(Beginning of Provided entries)

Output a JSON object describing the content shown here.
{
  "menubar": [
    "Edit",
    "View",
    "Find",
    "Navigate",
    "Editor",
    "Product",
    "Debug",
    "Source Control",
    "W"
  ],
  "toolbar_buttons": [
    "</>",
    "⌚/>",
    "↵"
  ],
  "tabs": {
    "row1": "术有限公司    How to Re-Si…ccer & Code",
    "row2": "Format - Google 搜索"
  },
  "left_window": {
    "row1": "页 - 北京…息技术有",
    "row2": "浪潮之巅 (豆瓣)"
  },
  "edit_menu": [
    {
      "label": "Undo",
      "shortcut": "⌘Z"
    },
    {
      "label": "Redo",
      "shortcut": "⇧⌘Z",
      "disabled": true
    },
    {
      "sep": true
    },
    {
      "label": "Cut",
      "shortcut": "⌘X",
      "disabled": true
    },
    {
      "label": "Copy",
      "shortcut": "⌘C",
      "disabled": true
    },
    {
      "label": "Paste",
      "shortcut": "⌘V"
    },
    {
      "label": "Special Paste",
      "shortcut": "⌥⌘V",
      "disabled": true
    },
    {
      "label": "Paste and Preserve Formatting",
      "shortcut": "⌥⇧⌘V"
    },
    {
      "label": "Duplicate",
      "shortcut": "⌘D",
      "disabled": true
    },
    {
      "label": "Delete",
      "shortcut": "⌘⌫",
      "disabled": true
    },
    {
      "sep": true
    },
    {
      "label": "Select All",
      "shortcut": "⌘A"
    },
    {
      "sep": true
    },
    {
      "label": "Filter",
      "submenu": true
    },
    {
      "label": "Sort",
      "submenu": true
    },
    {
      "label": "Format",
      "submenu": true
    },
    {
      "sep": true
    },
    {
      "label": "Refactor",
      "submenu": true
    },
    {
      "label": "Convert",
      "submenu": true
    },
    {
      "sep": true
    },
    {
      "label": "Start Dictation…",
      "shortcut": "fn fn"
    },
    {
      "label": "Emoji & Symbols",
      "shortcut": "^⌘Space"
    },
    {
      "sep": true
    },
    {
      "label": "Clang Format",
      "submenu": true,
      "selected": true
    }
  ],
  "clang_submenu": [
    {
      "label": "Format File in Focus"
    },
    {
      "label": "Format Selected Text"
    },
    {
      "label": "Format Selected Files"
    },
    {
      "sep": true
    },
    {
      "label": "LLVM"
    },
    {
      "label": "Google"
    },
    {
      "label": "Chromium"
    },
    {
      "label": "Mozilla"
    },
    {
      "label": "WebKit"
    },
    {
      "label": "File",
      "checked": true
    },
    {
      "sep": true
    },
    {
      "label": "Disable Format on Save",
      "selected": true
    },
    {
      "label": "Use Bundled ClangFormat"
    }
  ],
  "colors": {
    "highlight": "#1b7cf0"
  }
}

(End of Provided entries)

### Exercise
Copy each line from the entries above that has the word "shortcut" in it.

### Result
      "shortcut": "⌘Z"
      "shortcut": "⇧⌘Z",
      "shortcut": "⌘X",
      "shortcut": "⌘C",
      "shortcut": "⌘V"
      "shortcut": "⌥⌘V",
      "shortcut": "⌥⇧⌘V"
      "shortcut": "⌘D",
      "shortcut": "⌘⌫",
      "shortcut": "⌘A"
      "shortcut": "fn fn"
      "shortcut": "^⌘Space"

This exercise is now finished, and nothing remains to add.